What you are asked to do
Go line by line through the data below and count those with the string "title". Give the number only.

Records

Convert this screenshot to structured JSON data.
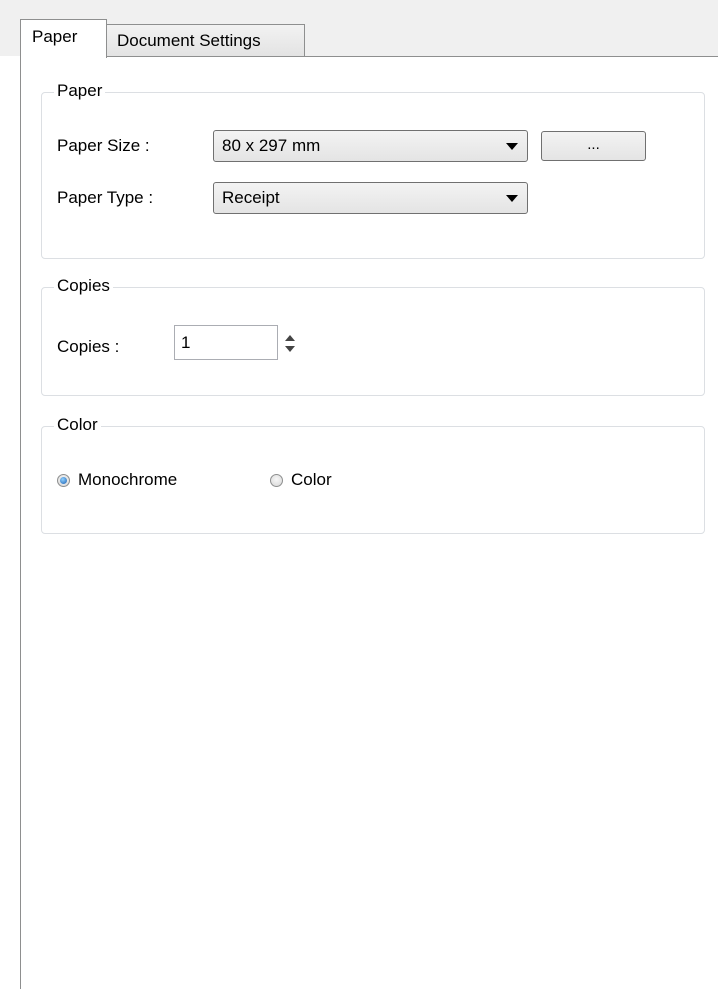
{
  "tabs": [
    {
      "label": "Paper",
      "active": true
    },
    {
      "label": "Document Settings",
      "active": false
    }
  ],
  "paper_group": {
    "title": "Paper",
    "paper_size_label": "Paper Size :",
    "paper_size_value": "80 x 297 mm",
    "browse_label": "...",
    "paper_type_label": "Paper Type :",
    "paper_type_value": "Receipt"
  },
  "copies_group": {
    "title": "Copies",
    "copies_label": "Copies :",
    "copies_value": "1"
  },
  "color_group": {
    "title": "Color",
    "options": [
      {
        "label": "Monochrome",
        "selected": true
      },
      {
        "label": "Color",
        "selected": false
      }
    ]
  },
  "colors": {
    "accent": "#1b5fb0",
    "border": "#8e8f8f",
    "group_border": "#dcdfe3"
  }
}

Answer to this exercise
3